Entries taken from a collection:
= = = = = = =
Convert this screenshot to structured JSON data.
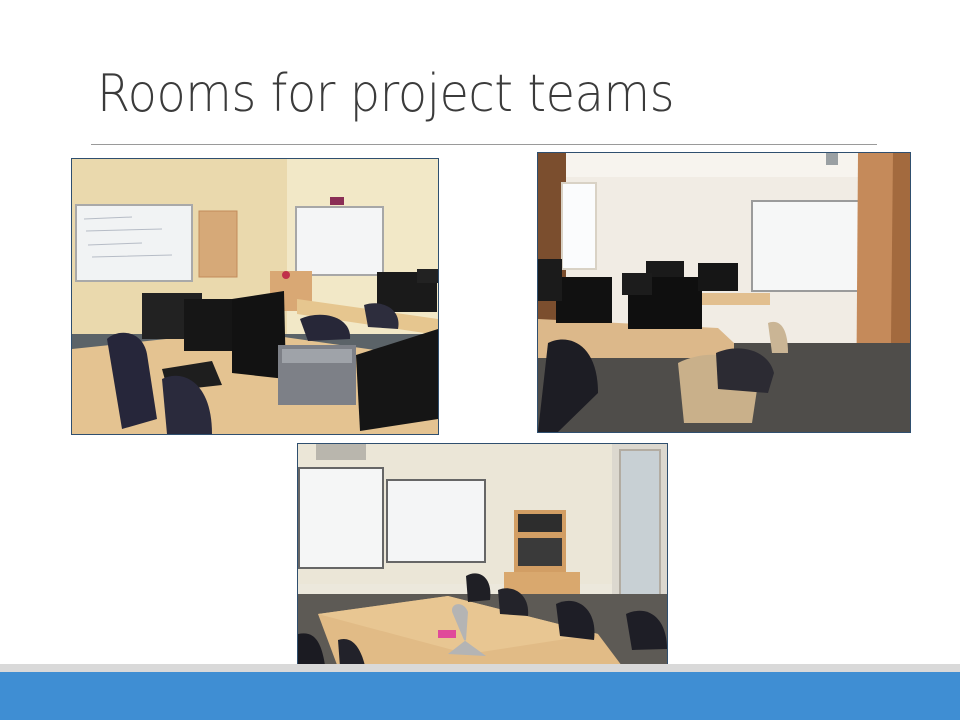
{
  "slide": {
    "title": "Rooms for project teams",
    "colors": {
      "title_text": "#3b3b3b",
      "rule": "#9a9a9a",
      "footer_accent": "#3f8ed3",
      "footer_band": "#d9d9d9"
    }
  },
  "photos": [
    {
      "subject": "computer-lab-room",
      "icon": "photo-icon"
    },
    {
      "subject": "computer-room-with-whiteboard",
      "icon": "photo-icon"
    },
    {
      "subject": "meeting-room-with-whiteboards",
      "icon": "photo-icon"
    }
  ]
}
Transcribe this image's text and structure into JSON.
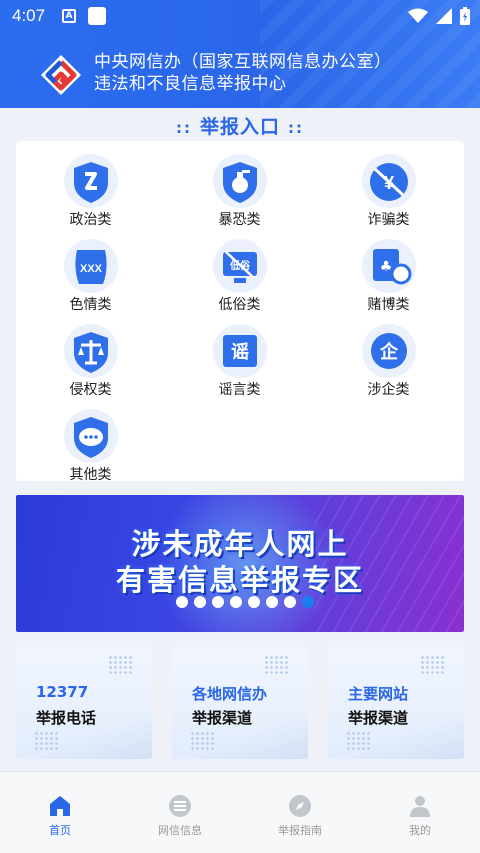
{
  "status": {
    "time": "4:07",
    "a_badge": "A"
  },
  "header": {
    "line1": "中央网信办（国家互联网信息办公室）",
    "line2": "违法和不良信息举报中心"
  },
  "section": {
    "title": "举报入口",
    "deco": "::"
  },
  "categories": [
    {
      "label": "政治类",
      "icon": "politics-icon"
    },
    {
      "label": "暴恐类",
      "icon": "grenade-icon"
    },
    {
      "label": "诈骗类",
      "icon": "fraud-icon"
    },
    {
      "label": "色情类",
      "icon": "porn-icon"
    },
    {
      "label": "低俗类",
      "icon": "vulgar-icon"
    },
    {
      "label": "赌博类",
      "icon": "gambling-icon"
    },
    {
      "label": "侵权类",
      "icon": "scales-icon"
    },
    {
      "label": "谣言类",
      "icon": "rumor-icon"
    },
    {
      "label": "涉企类",
      "icon": "enterprise-icon"
    },
    {
      "label": "其他类",
      "icon": "chat-icon"
    }
  ],
  "banner": {
    "line1": "涉未成年人网上",
    "line2": "有害信息举报专区"
  },
  "quick": [
    {
      "line1": "12377",
      "line2": "举报电话"
    },
    {
      "line1": "各地网信办",
      "line2": "举报渠道"
    },
    {
      "line1": "主要网站",
      "line2": "举报渠道"
    }
  ],
  "nav": [
    {
      "label": "首页",
      "icon": "home-icon",
      "active": true
    },
    {
      "label": "网信信息",
      "icon": "list-icon",
      "active": false
    },
    {
      "label": "举报指南",
      "icon": "compass-icon",
      "active": false
    },
    {
      "label": "我的",
      "icon": "user-icon",
      "active": false
    }
  ],
  "colors": {
    "accent": "#2a66e8",
    "header_bg": "#2c6df0",
    "nav_inactive": "#999999"
  }
}
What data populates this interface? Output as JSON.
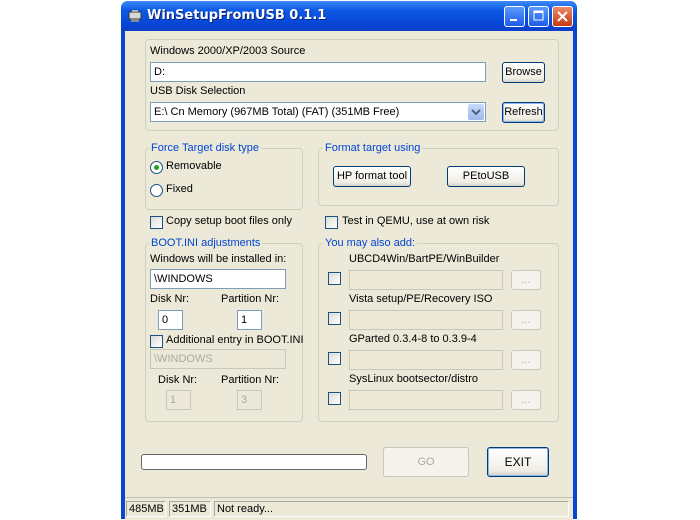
{
  "window": {
    "title": "WinSetupFromUSB 0.1.1",
    "icon": "app-icon"
  },
  "source": {
    "label": "Windows 2000/XP/2003 Source",
    "value": "D:",
    "browse_label": "Browse"
  },
  "usb": {
    "label": "USB Disk Selection",
    "value": "E:\\ Cn Memory (967MB Total) (FAT) (351MB Free)",
    "refresh_label": "Refresh"
  },
  "force_target": {
    "legend": "Force Target disk type",
    "removable_label": "Removable",
    "fixed_label": "Fixed",
    "selected": "Removable"
  },
  "format_target": {
    "legend": "Format target using",
    "hp_label": "HP format tool",
    "petousb_label": "PEtoUSB"
  },
  "copy_setup_label": "Copy setup boot files only",
  "qemu_label": "Test in QEMU, use at own risk",
  "bootini": {
    "legend": "BOOT.INI adjustments",
    "installed_label": "Windows will be installed in:",
    "installed_value": "\\WINDOWS",
    "disk_label": "Disk Nr:",
    "disk_value": "0",
    "partition_label": "Partition Nr:",
    "partition_value": "1",
    "additional_label": "Additional entry in BOOT.INI",
    "additional_value": "\\WINDOWS",
    "disk2_label": "Disk Nr:",
    "disk2_value": "1",
    "partition2_label": "Partition Nr:",
    "partition2_value": "3"
  },
  "also_add": {
    "legend": "You may also add:",
    "items": [
      {
        "label": "UBCD4Win/BartPE/WinBuilder",
        "browse": "..."
      },
      {
        "label": "Vista setup/PE/Recovery ISO",
        "browse": "..."
      },
      {
        "label": "GParted 0.3.4-8 to 0.3.9-4",
        "browse": "..."
      },
      {
        "label": "SysLinux bootsector/distro",
        "browse": "..."
      }
    ]
  },
  "actions": {
    "go_label": "GO",
    "exit_label": "EXIT",
    "progress": 0
  },
  "status_bar": {
    "total": "485MB",
    "free": "351MB",
    "message": "Not ready..."
  },
  "colors": {
    "titlebar": "#0a46d6",
    "face": "#ece9d8",
    "legend": "#0046d5"
  }
}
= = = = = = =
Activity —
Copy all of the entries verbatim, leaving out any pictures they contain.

Answer space —
Convert this screenshot to structured JSON data.
{
  "slide": {
    "title": "Rooms for project teams",
    "colors": {
      "title_text": "#3b3b3b",
      "rule": "#9a9a9a",
      "footer_accent": "#3f8ed3",
      "footer_band": "#d9d9d9"
    }
  },
  "photos": [
    {
      "subject": "computer-lab-room",
      "icon": "photo-icon"
    },
    {
      "subject": "computer-room-with-whiteboard",
      "icon": "photo-icon"
    },
    {
      "subject": "meeting-room-with-whiteboards",
      "icon": "photo-icon"
    }
  ]
}
Transcribe this image's text and structure into JSON.
{
  "status": {
    "time": "4:07",
    "a_badge": "A"
  },
  "header": {
    "line1": "中央网信办（国家互联网信息办公室）",
    "line2": "违法和不良信息举报中心"
  },
  "section": {
    "title": "举报入口",
    "deco": "::"
  },
  "categories": [
    {
      "label": "政治类",
      "icon": "politics-icon"
    },
    {
      "label": "暴恐类",
      "icon": "grenade-icon"
    },
    {
      "label": "诈骗类",
      "icon": "fraud-icon"
    },
    {
      "label": "色情类",
      "icon": "porn-icon"
    },
    {
      "label": "低俗类",
      "icon": "vulgar-icon"
    },
    {
      "label": "赌博类",
      "icon": "gambling-icon"
    },
    {
      "label": "侵权类",
      "icon": "scales-icon"
    },
    {
      "label": "谣言类",
      "icon": "rumor-icon"
    },
    {
      "label": "涉企类",
      "icon": "enterprise-icon"
    },
    {
      "label": "其他类",
      "icon": "chat-icon"
    }
  ],
  "banner": {
    "line1": "涉未成年人网上",
    "line2": "有害信息举报专区"
  },
  "quick": [
    {
      "line1": "12377",
      "line2": "举报电话"
    },
    {
      "line1": "各地网信办",
      "line2": "举报渠道"
    },
    {
      "line1": "主要网站",
      "line2": "举报渠道"
    }
  ],
  "nav": [
    {
      "label": "首页",
      "icon": "home-icon",
      "active": true
    },
    {
      "label": "网信信息",
      "icon": "list-icon",
      "active": false
    },
    {
      "label": "举报指南",
      "icon": "compass-icon",
      "active": false
    },
    {
      "label": "我的",
      "icon": "user-icon",
      "active": false
    }
  ],
  "colors": {
    "accent": "#2a66e8",
    "header_bg": "#2c6df0",
    "nav_inactive": "#999999"
  }
}
What data populates this interface? Output as JSON.
{
  "window": {
    "title": "WinSetupFromUSB 0.1.1",
    "icon": "app-icon"
  },
  "source": {
    "label": "Windows 2000/XP/2003 Source",
    "value": "D:",
    "browse_label": "Browse"
  },
  "usb": {
    "label": "USB Disk Selection",
    "value": "E:\\ Cn Memory (967MB Total) (FAT) (351MB Free)",
    "refresh_label": "Refresh"
  },
  "force_target": {
    "legend": "Force Target disk type",
    "removable_label": "Removable",
    "fixed_label": "Fixed",
    "selected": "Removable"
  },
  "format_target": {
    "legend": "Format target using",
    "hp_label": "HP format tool",
    "petousb_label": "PEtoUSB"
  },
  "copy_setup_label": "Copy setup boot files only",
  "qemu_label": "Test in QEMU, use at own risk",
  "bootini": {
    "legend": "BOOT.INI adjustments",
    "installed_label": "Windows will be installed in:",
    "installed_value": "\\WINDOWS",
    "disk_label": "Disk Nr:",
    "disk_value": "0",
    "partition_label": "Partition Nr:",
    "partition_value": "1",
    "additional_label": "Additional entry in BOOT.INI",
    "additional_value": "\\WINDOWS",
    "disk2_label": "Disk Nr:",
    "disk2_value": "1",
    "partition2_label": "Partition Nr:",
    "partition2_value": "3"
  },
  "also_add": {
    "legend": "You may also add:",
    "items": [
      {
        "label": "UBCD4Win/BartPE/WinBuilder",
        "browse": "..."
      },
      {
        "label": "Vista setup/PE/Recovery ISO",
        "browse": "..."
      },
      {
        "label": "GParted 0.3.4-8 to 0.3.9-4",
        "browse": "..."
      },
      {
        "label": "SysLinux bootsector/distro",
        "browse": "..."
      }
    ]
  },
  "actions": {
    "go_label": "GO",
    "exit_label": "EXIT",
    "progress": 0
  },
  "status_bar": {
    "total": "485MB",
    "free": "351MB",
    "message": "Not ready..."
  },
  "colors": {
    "titlebar": "#0a46d6",
    "face": "#ece9d8",
    "legend": "#0046d5"
  }
}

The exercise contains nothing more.